As reported by Bloomberg, Seattle Genetics and its partner Takeda are expecting to apply for approval of their antibody drug conjugate, SGN-35, for the treatment of lymphoma when the latest clinical data is reported next week. SGN-35 will then be able to beat Roche's own ADC, known asT-DM1, to market (albeit for a different clinical application) and become the only ADC approved by the FDA at that point. A previous ADC, Mylotarg, was withdrawn from the market earlier this year by Pfizer. SGN-35 is expected to generate as much as $420 M annually by 2015 if approved.
Seattle Genetics, which has no marketed products, plans to apply to the U.S. Food and Drug Administration for conditional approval of SGN-35 in the first half of 2011, said Chairman and Chief Executive Officer Clay Siegall. That process would allow the drug to be used while the company conducts confirmatory studies. If the agency agrees, SGN-35 may be in doctors’ hands by the end of 2011, Siegall said in an interview.
The industry has been anxiously watching both SGN-35 and Roche's T-DM1 as these new class of drugs promise to make a large impact on the treatment of various cancers by allowing the targetted delivery of high-potent toxins to cancer cells.
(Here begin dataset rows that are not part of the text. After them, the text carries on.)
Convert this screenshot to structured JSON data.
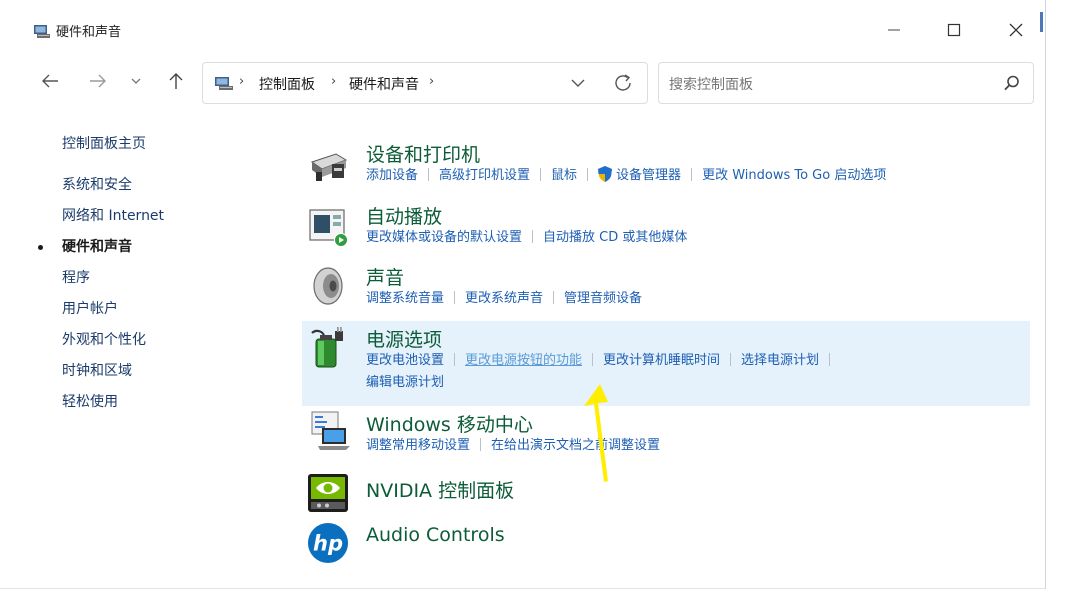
{
  "window": {
    "title": "硬件和声音",
    "controls": {
      "minimize": "—",
      "maximize": "☐",
      "close": "✕"
    }
  },
  "nav": {
    "back_icon": "arrow-left-icon",
    "forward_icon": "arrow-right-icon",
    "recent_icon": "chevron-down-icon",
    "up_icon": "arrow-up-icon"
  },
  "address": {
    "sep1": "›",
    "crumb1": "控制面板",
    "sep2": "›",
    "crumb2": "硬件和声音",
    "sep3": "›"
  },
  "search": {
    "placeholder": "搜索控制面板"
  },
  "sidebar": {
    "home": "控制面板主页",
    "items": [
      {
        "label": "系统和安全"
      },
      {
        "label": "网络和 Internet"
      },
      {
        "label": "硬件和声音",
        "active": true
      },
      {
        "label": "程序"
      },
      {
        "label": "用户帐户"
      },
      {
        "label": "外观和个性化"
      },
      {
        "label": "时钟和区域"
      },
      {
        "label": "轻松使用"
      }
    ]
  },
  "categories": [
    {
      "title": "设备和打印机",
      "icon": "printer-icon",
      "links": [
        "添加设备",
        "高级打印机设置",
        "鼠标",
        "设备管理器",
        "更改 Windows To Go 启动选项"
      ]
    },
    {
      "title": "自动播放",
      "icon": "autoplay-icon",
      "links": [
        "更改媒体或设备的默认设置",
        "自动播放 CD 或其他媒体"
      ]
    },
    {
      "title": "声音",
      "icon": "speaker-icon",
      "links": [
        "调整系统音量",
        "更改系统声音",
        "管理音频设备"
      ]
    },
    {
      "title": "电源选项",
      "icon": "battery-plug-icon",
      "links": [
        "更改电池设置",
        "更改电源按钮的功能",
        "更改计算机睡眠时间",
        "选择电源计划",
        "编辑电源计划"
      ]
    },
    {
      "title": "Windows 移动中心",
      "icon": "mobility-center-icon",
      "links": [
        "调整常用移动设置",
        "在给出演示文档之前调整设置"
      ]
    },
    {
      "title": "NVIDIA 控制面板",
      "icon": "nvidia-icon",
      "links": []
    },
    {
      "title": "Audio Controls",
      "icon": "hp-logo-icon",
      "links": []
    }
  ],
  "colors": {
    "category_title": "#0d5c39",
    "link": "#1e5fb4",
    "highlight": "#e5f1fb",
    "annotation_arrow": "#ffee00"
  }
}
When these drugs are approved and prove themselves in the clinic, analysts expect a new wave of further therapies to follow using this strategy.
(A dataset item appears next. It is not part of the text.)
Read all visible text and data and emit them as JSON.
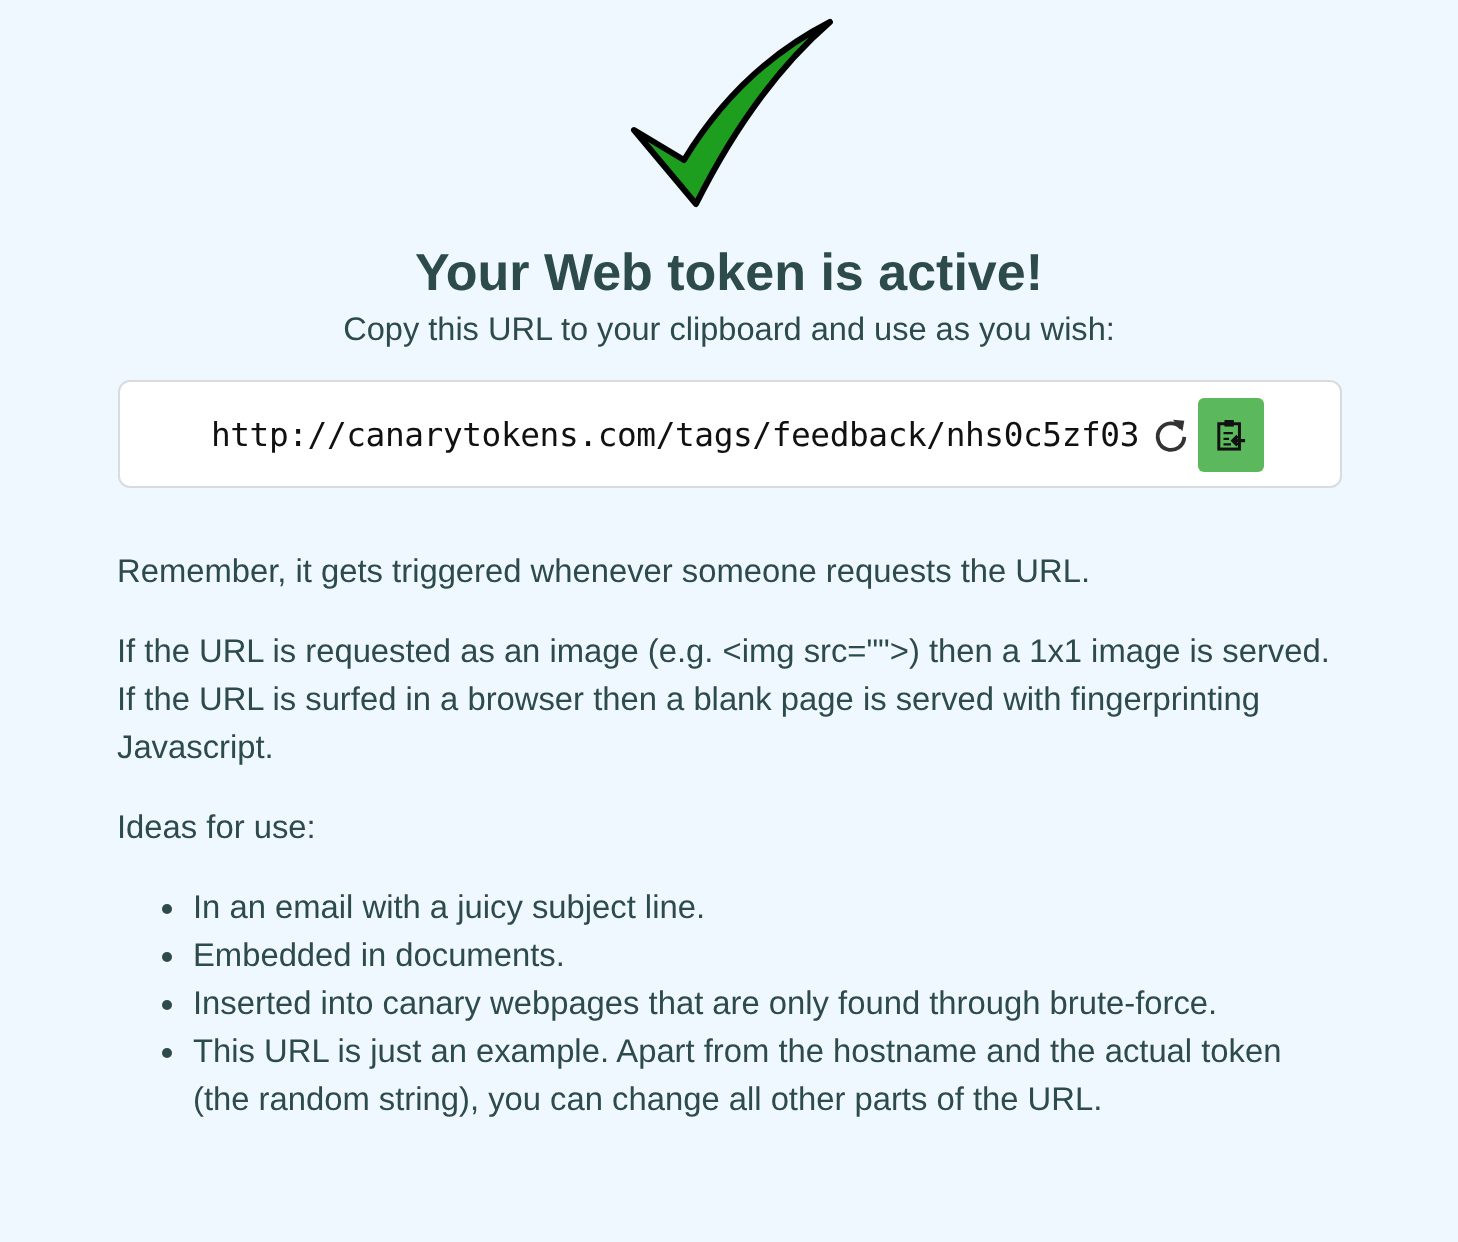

Seattle Genetics and other partners are also testing different antibody-drug combinations for treating cancers of the kidney, prostate, pancreas and other organs. The allies include Roche’s Genentech unit; Bayer AG of Leverkusen, Germany; Celldex Therapeutics Inc. of Needham, Massachusetts; Daiichi Sankyo Co. of Tokyo; GlaxoSmithKline Plc of London; AstraZeneca Plc of London, and Astellas Pharma Inc. of Tokyo.
Posted by Bruce Lehr December 4th 2010.